  • Anonymous

    Rock and roll, Travis Andronicus.  Kill them all.  Make them bleed. You will be epic and righteous.  I’m so excited for you.  

  • Anonymous

    All in, baybe.  Talk away.  I’ll help in any way I can, from over here.  Wish, wish, wish I could see it.

  • Rob Novak

    Speaking as another pragmatic actor-I feel your pain.  But I’ve found making sure the director and other actors know helps sometimes.  If you can get them to watch for it and help you avoid your safe choices you will be able to push yourself as well.

  • Flloyd Kennedy

    Oh Travis, you’re talking my talk.  I am the queen of hedge. My life is hedge. I know, from bitter and joyful experience how much more satisfying it is to go full out, throw caution to the winds and embrace the possibility of failure with all my heart. I adore actors who do this. I abhor theatre that fails to do this!  Still I find myself holding back, looking for exit signs, playing safe. At the moment I am fortunate to have a trainer/mentor who is so insightful and unforgiving, he takes delight in catching me giving less than my all, and I have discovered delight in having my un- and subconscious safety devices revealed to my conscious mind.  I hope you have someone like that working with you. Because you cannot do it on your own.  

    Perhaps your real safety device is the way your fellow actors work with, and respond to you.  You’ll know if they are playing safe that you probably are too, and really, what is the function of a Lead Actor?  It’s not to have to most lines, or the title role. It’s to be the inspiration, the fulcrum with which the team con-spires to create the particular work on each occasion. 

    So I would encourage you to dare to forget your lines, dare to share your fear (and boy, does Titus carry a lot of fear!), dare to keep on spreading the word and inviting all and sundry to share your incredibly terrifying mutual journey and process, and your own inspirational humble self.

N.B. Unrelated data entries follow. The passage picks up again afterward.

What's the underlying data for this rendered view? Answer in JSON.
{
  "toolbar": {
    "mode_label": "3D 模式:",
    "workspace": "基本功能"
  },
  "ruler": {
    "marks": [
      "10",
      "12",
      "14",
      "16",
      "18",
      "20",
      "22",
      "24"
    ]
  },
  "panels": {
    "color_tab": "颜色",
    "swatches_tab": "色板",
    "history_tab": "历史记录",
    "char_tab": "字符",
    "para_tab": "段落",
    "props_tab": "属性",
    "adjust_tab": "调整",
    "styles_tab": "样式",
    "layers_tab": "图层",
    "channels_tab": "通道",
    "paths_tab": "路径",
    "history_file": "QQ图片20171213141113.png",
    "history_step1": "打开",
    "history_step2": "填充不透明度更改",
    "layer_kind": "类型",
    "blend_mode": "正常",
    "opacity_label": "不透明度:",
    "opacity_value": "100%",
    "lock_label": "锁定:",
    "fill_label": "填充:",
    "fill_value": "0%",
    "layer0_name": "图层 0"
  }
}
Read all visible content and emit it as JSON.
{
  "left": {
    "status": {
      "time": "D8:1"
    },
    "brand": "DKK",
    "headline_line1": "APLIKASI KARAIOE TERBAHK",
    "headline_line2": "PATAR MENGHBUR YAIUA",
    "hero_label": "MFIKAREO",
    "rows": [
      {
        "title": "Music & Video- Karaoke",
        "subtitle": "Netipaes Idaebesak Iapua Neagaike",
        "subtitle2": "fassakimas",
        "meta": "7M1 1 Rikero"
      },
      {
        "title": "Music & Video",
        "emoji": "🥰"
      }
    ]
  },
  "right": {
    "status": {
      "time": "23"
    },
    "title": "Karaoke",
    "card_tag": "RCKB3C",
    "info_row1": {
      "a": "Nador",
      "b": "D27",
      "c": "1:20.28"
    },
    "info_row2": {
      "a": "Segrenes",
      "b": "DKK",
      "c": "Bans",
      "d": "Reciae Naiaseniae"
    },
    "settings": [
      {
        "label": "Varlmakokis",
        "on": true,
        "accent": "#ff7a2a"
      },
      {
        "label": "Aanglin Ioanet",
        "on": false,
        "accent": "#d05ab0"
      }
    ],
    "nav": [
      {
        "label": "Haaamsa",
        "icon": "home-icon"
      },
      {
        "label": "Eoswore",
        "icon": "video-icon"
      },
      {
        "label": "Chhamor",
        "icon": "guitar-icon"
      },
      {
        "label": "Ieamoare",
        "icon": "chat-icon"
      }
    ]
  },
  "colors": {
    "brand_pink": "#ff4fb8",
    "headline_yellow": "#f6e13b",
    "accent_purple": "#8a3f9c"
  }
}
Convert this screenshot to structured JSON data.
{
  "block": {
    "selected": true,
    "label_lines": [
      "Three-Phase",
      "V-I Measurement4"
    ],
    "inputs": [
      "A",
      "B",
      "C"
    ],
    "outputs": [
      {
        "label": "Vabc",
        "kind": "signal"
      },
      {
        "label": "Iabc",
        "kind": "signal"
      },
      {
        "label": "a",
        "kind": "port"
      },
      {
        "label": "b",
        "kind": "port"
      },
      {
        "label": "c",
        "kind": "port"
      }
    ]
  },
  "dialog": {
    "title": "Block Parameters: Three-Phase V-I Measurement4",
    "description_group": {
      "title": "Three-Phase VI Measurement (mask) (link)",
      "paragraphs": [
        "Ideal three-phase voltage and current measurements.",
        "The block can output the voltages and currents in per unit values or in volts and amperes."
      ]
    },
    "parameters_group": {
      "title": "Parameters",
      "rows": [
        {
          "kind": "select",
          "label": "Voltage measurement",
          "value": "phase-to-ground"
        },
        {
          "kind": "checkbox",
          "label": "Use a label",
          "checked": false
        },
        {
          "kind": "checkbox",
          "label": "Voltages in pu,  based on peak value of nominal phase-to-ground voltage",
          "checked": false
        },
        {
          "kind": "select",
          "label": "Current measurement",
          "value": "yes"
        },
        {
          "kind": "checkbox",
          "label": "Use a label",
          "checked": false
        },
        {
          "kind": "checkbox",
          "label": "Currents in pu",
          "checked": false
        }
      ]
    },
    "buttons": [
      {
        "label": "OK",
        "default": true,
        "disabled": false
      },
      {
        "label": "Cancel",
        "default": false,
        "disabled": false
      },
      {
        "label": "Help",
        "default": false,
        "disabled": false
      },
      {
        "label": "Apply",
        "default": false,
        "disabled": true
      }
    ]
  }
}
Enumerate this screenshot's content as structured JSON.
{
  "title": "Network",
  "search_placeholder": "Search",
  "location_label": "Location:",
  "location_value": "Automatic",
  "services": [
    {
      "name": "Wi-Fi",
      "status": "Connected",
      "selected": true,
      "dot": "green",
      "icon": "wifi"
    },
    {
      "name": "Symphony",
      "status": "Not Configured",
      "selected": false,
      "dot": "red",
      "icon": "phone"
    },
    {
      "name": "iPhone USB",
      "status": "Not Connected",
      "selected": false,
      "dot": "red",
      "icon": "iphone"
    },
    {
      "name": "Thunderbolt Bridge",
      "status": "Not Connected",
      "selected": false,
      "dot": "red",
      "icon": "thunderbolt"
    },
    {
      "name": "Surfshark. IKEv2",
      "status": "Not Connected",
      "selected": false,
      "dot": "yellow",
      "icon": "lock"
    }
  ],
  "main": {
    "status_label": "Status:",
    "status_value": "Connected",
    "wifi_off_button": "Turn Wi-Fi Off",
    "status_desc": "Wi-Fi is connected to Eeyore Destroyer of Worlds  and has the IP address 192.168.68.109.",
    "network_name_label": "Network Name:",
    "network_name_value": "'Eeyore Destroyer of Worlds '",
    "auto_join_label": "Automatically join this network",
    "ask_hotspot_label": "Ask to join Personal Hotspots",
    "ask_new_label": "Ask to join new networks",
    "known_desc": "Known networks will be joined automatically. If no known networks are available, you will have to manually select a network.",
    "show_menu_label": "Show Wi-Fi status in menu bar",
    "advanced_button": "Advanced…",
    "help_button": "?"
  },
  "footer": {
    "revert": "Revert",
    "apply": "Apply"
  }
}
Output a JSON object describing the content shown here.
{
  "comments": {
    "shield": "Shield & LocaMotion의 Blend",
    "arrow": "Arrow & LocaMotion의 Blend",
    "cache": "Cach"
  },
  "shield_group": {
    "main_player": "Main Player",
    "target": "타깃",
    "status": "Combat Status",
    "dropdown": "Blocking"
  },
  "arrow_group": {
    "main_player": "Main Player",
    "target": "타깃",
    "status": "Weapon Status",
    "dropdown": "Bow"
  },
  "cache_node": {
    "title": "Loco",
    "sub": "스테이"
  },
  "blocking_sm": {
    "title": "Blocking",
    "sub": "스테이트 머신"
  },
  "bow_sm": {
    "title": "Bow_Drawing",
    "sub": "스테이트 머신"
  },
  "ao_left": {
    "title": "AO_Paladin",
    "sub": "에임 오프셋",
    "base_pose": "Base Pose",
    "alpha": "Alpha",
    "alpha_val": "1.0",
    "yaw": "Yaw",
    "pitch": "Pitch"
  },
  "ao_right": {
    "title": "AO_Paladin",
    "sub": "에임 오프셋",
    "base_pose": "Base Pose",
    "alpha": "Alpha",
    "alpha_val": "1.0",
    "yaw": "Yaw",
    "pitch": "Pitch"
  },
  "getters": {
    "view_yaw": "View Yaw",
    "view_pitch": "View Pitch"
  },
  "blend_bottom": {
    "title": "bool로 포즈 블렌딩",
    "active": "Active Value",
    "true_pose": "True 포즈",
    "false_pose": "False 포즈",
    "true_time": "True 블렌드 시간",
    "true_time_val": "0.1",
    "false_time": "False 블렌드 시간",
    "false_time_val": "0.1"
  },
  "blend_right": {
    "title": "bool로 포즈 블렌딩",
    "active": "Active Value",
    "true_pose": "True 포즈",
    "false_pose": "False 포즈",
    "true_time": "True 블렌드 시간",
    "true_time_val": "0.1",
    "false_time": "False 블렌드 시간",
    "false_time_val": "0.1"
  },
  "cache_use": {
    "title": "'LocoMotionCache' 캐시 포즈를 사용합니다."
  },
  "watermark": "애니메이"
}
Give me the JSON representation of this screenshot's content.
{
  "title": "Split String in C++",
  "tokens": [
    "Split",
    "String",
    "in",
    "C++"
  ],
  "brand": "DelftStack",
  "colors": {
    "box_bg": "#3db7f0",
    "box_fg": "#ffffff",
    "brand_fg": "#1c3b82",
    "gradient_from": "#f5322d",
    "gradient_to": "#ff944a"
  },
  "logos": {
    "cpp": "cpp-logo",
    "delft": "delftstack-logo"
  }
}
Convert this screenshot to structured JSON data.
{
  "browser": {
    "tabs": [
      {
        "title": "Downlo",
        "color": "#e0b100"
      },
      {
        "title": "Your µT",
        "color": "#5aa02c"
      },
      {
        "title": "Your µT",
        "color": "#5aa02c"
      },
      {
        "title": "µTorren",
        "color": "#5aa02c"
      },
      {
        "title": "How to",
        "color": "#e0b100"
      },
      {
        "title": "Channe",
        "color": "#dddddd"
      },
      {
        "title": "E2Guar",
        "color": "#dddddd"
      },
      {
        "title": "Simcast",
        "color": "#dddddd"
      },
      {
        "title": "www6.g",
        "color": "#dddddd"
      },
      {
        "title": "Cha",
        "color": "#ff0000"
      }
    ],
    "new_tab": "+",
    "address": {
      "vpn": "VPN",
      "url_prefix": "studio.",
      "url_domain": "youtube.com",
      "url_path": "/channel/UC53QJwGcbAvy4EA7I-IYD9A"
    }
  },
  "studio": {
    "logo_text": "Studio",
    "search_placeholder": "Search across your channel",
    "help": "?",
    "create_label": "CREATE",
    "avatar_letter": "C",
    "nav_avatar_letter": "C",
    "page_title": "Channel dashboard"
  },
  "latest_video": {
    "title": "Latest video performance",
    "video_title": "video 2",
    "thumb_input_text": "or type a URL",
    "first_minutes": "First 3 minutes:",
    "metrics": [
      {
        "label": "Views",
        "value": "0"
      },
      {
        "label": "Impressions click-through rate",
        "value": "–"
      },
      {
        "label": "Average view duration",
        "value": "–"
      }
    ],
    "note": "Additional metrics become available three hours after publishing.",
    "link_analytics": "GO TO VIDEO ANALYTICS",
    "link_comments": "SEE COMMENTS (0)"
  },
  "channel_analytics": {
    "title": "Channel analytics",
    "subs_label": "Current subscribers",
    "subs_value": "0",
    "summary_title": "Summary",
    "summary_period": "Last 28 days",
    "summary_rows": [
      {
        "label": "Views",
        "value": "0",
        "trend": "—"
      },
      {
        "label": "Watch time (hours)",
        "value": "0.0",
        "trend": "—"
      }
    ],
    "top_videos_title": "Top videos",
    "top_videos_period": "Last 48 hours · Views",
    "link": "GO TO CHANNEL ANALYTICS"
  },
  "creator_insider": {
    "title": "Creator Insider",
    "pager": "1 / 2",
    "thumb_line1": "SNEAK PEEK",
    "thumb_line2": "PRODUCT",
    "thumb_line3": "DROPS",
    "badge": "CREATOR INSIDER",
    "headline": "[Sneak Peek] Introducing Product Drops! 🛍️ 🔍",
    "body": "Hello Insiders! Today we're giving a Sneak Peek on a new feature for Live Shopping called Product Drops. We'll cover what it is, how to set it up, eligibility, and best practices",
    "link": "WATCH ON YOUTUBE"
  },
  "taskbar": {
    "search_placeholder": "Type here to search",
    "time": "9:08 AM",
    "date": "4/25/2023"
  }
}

  • Brandon Moore

    Still mulling on this one days later.  The courage to admit this kind of stuff is the same kind of courage that will help you pull Titus off.  In theatre we have no control over our own talent, but everything else about it is up to us – and as I read and re-read this, I think your “everything else” is in good hands.